8. The future of biomaterial manufacturing: Spider silk production from bacteria
9. Hot new manufacturing tool: A temperature-controlled microbe
10. The shape of things to come: NIST probes the promise of nanomanufacturing using DNA origami
11. Newly discovered human peptide may become a new treatment for diabetes
Post Your Comments:
*Name:
*Comment:
*Email:
(Date:5/12/2016)... 12, 2016 WearablesResearch.com , a brand ... overview results from the Q1 wave of its quarterly ... was consumers, receptivity to a program where they would ... health insurance company. "We were surprised to ... Michael LaColla , CEO of Troubadour Research, "primarily ...
(Date:4/28/2016)... and BANGALORE, India , April 28, 2016 ... a product subsidiary of Infosys (NYSE: INFY ), ... a global partnership that will provide end customers ... mobile banking and payment services.      (Logo: ... innovation area for financial services, but it also plays a ...
(Date:4/26/2016)... April 27, 2016 Research ... Multi-modal Biometrics Market 2016-2020"  report to their offering.  ... The analysts forecast the global multimodal ... 15.49% during the period 2016-2020.  Multimodal ... sectors such as the healthcare, BFSI, transportation, automotive, ...
Breaking Biology News(10 mins):
(Date:5/24/2016)... ... May 24, 2016 , ... Last week, Callan Capital, an integrated wealth management ... The Future of San Diego Life Science event at the Estancia La Jolla Resort ... the event with speakers Dr. Rich Heyman, former CEO of Aragon and Seragon, and ...
(Date:5/23/2016)... Zimmer Biomet Holdings, Inc. (NYSE and SIX: ZBH), ... Board of Directors has approved the payment of a quarterly ... The cash dividend of $0.24 per share ... stockholders of record as of the close of business on ... approval of the Board of Directors and may be adjusted ...
(Date:5/23/2016)... ... May 23, 2016 , ... Foresight Institute , ... the winners for the 2015 Foresight Institute Feynman Prizes. , These prestigious ... categories, one for experiment and the other for theory in nanotechnology.
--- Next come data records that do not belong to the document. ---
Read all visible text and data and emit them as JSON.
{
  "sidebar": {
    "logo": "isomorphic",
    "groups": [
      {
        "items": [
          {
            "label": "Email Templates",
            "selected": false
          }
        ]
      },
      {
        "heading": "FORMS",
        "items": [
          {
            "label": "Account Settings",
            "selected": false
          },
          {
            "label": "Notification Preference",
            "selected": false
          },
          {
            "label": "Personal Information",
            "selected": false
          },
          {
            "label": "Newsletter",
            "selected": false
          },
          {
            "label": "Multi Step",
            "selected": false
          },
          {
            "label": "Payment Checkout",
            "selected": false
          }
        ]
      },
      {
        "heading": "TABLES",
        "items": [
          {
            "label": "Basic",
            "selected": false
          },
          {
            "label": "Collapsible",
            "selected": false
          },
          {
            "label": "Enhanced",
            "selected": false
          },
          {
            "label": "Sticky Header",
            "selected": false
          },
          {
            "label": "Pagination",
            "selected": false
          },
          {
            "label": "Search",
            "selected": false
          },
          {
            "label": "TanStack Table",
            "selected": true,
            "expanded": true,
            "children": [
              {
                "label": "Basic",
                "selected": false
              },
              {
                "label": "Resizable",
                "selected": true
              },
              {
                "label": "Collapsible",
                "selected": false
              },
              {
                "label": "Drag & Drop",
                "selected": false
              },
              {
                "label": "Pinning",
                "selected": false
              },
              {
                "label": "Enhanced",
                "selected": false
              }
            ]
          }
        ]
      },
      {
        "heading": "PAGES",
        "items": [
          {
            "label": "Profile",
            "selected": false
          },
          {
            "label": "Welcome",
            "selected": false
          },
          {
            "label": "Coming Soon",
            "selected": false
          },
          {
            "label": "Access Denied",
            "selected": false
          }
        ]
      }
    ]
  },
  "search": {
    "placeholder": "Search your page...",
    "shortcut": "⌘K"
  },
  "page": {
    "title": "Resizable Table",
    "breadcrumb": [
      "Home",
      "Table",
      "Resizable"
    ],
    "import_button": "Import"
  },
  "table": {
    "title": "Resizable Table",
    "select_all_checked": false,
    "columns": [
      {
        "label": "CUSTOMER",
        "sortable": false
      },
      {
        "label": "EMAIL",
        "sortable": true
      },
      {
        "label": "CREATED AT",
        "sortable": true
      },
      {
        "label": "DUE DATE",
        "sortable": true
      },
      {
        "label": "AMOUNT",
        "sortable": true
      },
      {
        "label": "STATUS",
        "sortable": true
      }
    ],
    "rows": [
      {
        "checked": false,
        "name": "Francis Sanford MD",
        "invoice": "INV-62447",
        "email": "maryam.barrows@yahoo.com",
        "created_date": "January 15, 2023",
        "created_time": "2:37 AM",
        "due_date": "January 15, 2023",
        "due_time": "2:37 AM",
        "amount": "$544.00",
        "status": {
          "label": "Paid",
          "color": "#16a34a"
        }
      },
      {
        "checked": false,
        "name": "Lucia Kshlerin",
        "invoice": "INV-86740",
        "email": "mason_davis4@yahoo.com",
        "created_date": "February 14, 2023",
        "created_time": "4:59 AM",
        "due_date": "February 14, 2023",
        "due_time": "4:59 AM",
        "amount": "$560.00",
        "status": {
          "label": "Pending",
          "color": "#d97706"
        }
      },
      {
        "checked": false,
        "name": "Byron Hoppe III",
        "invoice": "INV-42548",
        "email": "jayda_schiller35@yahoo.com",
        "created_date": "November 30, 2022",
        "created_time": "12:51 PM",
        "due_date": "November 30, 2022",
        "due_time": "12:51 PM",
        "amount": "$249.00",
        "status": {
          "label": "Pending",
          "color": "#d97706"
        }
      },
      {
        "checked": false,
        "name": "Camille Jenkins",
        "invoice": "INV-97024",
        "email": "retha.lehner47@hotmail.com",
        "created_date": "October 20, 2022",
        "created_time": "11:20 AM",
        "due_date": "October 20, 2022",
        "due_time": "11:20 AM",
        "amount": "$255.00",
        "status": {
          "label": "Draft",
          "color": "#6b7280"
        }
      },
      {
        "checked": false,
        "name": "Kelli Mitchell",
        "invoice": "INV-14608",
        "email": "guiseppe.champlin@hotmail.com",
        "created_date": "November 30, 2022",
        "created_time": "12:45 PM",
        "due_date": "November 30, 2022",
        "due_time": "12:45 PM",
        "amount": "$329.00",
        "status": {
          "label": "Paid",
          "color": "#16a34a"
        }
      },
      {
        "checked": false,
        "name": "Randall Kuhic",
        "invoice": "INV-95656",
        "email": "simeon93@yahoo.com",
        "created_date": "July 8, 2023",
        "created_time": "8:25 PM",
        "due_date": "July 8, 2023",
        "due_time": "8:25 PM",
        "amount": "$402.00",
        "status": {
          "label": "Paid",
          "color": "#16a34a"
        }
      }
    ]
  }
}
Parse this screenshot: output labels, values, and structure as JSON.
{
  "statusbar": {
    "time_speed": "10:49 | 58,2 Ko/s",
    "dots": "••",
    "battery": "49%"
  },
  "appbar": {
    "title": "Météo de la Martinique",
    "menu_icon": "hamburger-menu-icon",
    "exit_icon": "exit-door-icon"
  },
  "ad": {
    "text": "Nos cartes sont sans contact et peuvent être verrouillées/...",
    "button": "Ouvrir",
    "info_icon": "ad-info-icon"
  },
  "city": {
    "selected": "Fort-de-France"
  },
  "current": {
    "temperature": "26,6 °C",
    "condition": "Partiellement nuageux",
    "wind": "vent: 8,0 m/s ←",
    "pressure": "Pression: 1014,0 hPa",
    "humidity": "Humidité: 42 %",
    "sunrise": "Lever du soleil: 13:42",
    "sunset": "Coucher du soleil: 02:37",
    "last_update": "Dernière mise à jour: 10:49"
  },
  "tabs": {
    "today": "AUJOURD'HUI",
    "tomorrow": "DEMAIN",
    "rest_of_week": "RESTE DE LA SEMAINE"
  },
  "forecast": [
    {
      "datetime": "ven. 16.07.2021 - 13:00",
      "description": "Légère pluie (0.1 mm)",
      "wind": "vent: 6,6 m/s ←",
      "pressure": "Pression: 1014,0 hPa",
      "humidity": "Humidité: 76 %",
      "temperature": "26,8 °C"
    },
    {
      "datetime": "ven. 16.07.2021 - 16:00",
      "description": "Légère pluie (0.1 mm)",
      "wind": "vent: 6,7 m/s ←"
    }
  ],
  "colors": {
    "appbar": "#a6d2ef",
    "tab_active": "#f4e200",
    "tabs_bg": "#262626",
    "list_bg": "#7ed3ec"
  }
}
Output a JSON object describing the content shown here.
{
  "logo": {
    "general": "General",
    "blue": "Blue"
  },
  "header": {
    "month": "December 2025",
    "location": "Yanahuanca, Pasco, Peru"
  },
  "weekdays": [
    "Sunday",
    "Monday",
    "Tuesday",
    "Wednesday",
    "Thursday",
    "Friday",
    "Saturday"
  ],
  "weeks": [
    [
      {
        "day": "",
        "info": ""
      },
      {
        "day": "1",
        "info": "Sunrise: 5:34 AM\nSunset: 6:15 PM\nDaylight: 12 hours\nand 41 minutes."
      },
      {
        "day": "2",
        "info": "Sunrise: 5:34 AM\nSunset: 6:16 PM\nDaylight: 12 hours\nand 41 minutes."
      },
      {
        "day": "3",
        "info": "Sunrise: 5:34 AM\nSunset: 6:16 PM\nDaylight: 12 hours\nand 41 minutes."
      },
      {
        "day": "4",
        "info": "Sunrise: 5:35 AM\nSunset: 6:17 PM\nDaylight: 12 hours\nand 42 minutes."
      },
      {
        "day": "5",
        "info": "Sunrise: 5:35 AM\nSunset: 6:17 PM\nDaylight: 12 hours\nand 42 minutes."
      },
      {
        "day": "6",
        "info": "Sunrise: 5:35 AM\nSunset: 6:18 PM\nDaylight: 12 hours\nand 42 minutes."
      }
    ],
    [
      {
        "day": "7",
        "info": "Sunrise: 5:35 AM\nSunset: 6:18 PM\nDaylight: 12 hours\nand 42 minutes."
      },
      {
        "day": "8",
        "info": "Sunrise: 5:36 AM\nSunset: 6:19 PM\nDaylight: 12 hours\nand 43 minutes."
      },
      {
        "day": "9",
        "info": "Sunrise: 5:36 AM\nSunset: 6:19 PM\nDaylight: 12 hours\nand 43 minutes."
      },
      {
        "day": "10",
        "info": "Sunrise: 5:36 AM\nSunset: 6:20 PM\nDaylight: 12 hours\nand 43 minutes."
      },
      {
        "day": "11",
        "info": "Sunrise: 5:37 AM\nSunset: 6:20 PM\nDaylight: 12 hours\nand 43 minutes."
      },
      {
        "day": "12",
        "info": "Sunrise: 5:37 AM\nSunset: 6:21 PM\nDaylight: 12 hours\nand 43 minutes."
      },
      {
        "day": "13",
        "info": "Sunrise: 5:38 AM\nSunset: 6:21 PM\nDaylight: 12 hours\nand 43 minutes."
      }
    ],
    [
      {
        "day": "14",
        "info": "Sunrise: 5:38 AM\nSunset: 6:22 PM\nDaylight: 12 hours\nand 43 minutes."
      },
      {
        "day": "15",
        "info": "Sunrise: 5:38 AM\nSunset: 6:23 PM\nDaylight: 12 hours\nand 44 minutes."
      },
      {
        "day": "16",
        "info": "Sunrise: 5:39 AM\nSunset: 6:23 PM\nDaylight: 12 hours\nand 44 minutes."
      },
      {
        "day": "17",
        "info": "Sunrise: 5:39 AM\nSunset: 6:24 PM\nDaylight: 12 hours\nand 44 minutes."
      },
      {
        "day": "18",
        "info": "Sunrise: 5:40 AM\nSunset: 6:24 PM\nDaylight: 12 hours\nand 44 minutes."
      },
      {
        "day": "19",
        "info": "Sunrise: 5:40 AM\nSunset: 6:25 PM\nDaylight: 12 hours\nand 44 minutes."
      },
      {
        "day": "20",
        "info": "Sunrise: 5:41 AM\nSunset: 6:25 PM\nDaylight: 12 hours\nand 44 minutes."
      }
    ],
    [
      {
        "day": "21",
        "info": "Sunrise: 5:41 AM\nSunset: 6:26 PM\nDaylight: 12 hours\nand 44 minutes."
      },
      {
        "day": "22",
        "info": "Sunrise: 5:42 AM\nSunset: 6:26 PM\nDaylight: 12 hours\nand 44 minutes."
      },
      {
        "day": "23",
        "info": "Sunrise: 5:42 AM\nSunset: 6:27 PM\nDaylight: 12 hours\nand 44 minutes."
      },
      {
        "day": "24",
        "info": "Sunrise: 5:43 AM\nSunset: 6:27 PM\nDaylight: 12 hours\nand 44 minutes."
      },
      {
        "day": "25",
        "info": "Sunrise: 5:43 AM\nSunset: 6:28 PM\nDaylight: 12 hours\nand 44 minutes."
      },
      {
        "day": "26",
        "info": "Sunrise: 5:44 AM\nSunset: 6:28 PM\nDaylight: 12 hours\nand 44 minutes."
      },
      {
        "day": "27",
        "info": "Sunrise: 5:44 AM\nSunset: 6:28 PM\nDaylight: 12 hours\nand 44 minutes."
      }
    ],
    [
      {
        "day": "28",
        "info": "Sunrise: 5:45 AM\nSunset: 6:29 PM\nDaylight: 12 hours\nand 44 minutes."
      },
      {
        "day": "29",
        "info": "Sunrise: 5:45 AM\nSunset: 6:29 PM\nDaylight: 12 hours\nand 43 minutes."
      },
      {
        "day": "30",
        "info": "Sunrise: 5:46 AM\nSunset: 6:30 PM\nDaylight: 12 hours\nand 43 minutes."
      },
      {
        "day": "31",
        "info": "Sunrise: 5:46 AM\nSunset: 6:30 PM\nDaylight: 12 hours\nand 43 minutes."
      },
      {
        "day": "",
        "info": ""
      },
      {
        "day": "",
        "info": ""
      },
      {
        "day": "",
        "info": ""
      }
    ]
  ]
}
Prof. Markus ...
(Date:5/20/2016)... ... May 20, 2016 , ... Korean researchers say Manumycin A ... offer a new way to treat the disease. Surviving Mesothelioma has just posted an ... Scientists from several Korean institutions based their mesothelioma study on the fact the Manumycin ...
Breaking Biology Technology: